Once upon a time, Automologist MAC lived in China. And now he brings news from that part of the world that rocked the automotive world.
World headlines this week announced the impending end of combustion engines in cars as China, the world’s largest car market, seemingly announced that it would follow the likes of the UK and France in naming a date when there would be no more combustion-powered new cars available. Or did they?
In fact, Chinese officials told the audience at a motor show in Tianjin that the government was working on a timetable to end the production and sales of traditional energy vehicles, and that the regulators have begun the “relevant research” on how they could go about this. So hurry up and wait, right?
So, even though this is not really a definitive announcement like the press seems to think, and although the details are currently sketchy at best, and there is no firm policy yet, we have to look past that and consider that this is an announcement made by the world’s largest passenger vehicle market, and it is declaring its intention to move away from fossil fuel. That is a very big deal indeed.
The trumpet blasts and clarion calls of the alternative power movement have been sounding ever louder as they trumpet the end of fossil fuel, and now they seem to be reaching a crescendo, somewhat sooner than many analysts predicted. It would seem that the nay-sayers have very much underestimated the ability of EVs to overcome the myriad of pitfalls that were predicted, but there is still a long way to go before EVs can truly replace combustion.
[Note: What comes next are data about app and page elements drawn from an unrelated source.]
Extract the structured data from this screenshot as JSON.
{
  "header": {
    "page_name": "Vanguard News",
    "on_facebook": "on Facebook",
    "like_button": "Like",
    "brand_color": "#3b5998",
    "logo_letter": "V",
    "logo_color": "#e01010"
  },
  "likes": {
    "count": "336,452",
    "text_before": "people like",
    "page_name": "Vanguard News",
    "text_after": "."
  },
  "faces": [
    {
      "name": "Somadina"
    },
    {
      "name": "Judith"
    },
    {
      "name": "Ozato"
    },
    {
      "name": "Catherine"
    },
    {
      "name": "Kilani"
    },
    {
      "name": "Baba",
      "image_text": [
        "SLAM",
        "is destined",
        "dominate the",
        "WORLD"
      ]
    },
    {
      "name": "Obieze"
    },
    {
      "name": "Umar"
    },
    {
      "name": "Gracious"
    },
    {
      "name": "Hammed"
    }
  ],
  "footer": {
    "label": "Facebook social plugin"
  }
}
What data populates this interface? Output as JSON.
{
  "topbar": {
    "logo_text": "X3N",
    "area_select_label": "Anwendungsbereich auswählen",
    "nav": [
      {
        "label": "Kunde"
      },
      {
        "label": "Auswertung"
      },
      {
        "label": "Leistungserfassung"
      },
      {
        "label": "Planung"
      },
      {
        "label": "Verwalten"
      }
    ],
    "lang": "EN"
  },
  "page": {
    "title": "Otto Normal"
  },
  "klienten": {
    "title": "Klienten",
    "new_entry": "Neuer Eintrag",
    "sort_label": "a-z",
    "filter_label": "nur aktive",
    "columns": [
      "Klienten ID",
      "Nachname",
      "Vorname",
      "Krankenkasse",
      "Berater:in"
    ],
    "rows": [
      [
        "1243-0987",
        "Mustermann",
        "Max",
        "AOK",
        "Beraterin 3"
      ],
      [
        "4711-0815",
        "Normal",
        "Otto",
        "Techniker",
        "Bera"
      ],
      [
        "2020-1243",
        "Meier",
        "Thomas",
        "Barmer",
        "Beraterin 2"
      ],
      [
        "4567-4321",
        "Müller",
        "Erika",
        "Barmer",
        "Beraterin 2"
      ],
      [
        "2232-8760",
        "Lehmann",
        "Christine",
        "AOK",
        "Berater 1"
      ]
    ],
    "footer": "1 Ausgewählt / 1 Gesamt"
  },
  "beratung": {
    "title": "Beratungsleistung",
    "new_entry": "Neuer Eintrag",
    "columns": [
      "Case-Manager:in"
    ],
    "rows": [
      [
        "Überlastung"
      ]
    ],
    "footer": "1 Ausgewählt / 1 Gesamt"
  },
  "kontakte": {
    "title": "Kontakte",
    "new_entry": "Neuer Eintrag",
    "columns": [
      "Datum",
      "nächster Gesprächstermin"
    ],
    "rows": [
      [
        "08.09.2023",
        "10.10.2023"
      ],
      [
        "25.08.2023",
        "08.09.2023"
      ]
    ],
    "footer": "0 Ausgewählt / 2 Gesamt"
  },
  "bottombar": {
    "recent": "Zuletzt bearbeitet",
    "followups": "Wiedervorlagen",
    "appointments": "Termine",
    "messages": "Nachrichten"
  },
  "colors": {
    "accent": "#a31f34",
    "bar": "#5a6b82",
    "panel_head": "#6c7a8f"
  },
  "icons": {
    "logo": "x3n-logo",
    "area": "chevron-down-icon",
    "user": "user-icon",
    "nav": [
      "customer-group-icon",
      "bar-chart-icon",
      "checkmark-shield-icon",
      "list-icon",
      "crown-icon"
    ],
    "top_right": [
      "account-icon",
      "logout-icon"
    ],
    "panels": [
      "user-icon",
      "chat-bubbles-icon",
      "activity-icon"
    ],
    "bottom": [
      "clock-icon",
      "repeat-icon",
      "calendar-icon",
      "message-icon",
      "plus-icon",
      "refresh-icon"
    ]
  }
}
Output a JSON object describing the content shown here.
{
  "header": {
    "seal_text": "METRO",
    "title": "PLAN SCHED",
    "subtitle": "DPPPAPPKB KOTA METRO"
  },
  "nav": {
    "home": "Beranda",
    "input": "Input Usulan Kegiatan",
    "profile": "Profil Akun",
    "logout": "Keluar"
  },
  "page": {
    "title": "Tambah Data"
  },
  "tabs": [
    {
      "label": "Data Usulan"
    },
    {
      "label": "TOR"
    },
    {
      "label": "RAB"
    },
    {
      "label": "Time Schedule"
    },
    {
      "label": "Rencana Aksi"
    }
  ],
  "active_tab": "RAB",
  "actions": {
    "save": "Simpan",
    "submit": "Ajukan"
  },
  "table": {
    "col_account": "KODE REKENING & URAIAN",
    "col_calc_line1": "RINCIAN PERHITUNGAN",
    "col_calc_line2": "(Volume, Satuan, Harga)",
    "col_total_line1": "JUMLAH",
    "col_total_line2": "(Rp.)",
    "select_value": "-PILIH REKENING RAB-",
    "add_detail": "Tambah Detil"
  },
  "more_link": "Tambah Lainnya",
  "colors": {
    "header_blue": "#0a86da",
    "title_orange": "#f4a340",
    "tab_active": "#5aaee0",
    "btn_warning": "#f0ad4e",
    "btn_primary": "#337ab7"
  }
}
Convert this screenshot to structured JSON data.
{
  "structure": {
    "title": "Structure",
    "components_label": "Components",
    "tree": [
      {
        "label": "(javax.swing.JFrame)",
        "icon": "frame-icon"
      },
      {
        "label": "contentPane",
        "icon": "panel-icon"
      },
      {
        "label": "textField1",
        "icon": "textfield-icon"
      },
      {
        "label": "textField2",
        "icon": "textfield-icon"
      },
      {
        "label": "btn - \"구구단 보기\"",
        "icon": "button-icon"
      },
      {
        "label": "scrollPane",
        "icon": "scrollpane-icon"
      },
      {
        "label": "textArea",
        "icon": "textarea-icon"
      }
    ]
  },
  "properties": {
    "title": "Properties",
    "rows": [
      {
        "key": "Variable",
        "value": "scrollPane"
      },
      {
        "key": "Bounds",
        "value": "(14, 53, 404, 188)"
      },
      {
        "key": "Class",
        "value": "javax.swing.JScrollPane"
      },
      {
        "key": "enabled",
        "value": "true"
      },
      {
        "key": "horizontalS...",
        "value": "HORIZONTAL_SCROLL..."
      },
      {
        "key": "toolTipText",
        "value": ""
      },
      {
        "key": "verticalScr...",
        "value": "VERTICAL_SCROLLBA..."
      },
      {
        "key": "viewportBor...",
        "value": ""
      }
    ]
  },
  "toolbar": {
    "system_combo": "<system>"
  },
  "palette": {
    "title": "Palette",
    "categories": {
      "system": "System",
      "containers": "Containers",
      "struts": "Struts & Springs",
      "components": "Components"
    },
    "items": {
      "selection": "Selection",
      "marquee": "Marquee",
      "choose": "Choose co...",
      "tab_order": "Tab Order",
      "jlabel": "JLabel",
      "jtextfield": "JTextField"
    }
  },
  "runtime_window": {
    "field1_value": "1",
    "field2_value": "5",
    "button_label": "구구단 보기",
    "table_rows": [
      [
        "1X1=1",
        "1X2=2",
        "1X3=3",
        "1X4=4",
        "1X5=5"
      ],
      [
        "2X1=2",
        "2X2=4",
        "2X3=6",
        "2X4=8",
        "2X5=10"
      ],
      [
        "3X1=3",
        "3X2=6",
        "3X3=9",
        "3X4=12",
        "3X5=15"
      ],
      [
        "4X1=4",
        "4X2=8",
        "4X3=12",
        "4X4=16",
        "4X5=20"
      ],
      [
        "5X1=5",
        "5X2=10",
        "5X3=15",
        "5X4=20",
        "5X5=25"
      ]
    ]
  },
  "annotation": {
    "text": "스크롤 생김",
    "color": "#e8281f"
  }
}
There are many countries that have announced timetables for the end of the sale of cars powered by fossil fuels—Holland, Norway, France, Britain and Germany, all have done it. But now, China has joined in and that may be the true tipping point. There is after all a big difference between encouraging the use of green technologies and actually announcing a timetable for the end to fossil fuel power.
In Europe, EVs are the hot thing, with announcements from the big automakers about the electrification of their product ranges coming thick, fast and furious, and all having HEV or BEV or PHEV programmes in place. The big three in the US, though, have been lagging behind with just a handful of options and no big announcements. Crucially, the big three have shifted much of their development work into China and it is now safe to say that the People’s Republic is clearly leading the US in the development of non-combustion powertrains.
So, the EV transition is with us and momentum seems to be building rapidly. And for those that can find ways to drive the cost of the batteries down, get charging networks into place, stop range anxiety and improve cyber-security, they are going to make a truck-load of money.
I am optimistic about it. For the sake of our children, we cannot go on burning fossil fuel or eating as many cows as we do. So, once people work out that there is a lot of money to be made out of it, even more brainpower and money will be put behind EVs and they will be with us probably a lot sooner than we would have previously believed.